■ **TASK DETAILS**: Filter the entries down to the lines holding "PaaS", then copy those lines.

--- RECORDS SHOWN Enclosed Below ---

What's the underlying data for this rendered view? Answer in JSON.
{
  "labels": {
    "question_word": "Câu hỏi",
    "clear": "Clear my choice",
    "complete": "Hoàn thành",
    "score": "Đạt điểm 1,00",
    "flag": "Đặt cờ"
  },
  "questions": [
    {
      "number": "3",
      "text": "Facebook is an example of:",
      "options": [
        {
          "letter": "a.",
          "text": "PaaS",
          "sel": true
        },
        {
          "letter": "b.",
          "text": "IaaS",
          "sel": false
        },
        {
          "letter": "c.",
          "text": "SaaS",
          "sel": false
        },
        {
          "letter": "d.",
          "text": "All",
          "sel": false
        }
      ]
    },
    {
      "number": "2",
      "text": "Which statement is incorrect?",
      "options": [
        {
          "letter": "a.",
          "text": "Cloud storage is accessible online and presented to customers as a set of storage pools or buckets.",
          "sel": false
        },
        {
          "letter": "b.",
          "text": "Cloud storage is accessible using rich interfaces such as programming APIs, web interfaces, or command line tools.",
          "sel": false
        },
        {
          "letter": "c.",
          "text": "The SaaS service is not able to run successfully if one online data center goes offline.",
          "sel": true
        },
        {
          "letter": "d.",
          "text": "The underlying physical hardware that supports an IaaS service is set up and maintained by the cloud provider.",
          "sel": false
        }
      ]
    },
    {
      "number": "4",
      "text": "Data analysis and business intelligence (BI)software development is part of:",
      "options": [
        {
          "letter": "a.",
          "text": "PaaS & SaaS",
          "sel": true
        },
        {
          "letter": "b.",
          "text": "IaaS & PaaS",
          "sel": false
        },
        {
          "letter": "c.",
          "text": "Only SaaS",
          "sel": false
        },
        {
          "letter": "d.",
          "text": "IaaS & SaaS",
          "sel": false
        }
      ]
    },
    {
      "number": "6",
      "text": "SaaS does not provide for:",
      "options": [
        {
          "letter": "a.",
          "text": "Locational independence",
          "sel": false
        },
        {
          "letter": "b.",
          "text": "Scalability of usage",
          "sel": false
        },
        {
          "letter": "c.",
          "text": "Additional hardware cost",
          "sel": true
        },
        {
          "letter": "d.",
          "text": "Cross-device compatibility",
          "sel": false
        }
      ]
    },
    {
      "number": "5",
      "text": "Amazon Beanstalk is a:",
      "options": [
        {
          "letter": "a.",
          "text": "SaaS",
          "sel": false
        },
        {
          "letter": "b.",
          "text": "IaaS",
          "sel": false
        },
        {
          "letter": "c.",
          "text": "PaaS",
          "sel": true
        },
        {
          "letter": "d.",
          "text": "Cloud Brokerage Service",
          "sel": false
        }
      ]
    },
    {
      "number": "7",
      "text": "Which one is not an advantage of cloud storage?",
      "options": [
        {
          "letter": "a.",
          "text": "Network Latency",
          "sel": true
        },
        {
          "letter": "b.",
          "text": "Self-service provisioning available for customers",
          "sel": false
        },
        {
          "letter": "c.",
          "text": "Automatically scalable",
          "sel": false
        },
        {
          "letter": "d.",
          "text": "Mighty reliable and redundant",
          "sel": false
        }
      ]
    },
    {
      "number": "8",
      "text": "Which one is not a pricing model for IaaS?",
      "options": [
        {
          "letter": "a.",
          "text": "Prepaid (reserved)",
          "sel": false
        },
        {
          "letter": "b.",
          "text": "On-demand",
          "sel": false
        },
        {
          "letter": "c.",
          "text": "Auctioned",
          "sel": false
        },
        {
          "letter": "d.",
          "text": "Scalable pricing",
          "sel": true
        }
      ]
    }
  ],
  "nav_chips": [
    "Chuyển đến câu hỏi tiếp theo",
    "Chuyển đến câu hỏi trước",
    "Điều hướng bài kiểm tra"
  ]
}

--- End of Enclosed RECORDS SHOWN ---

■ **RESULT FOR THIS TASK**:
          "text": "PaaS",
          "text": "PaaS & SaaS",
          "text": "IaaS & PaaS",
          "text": "PaaS",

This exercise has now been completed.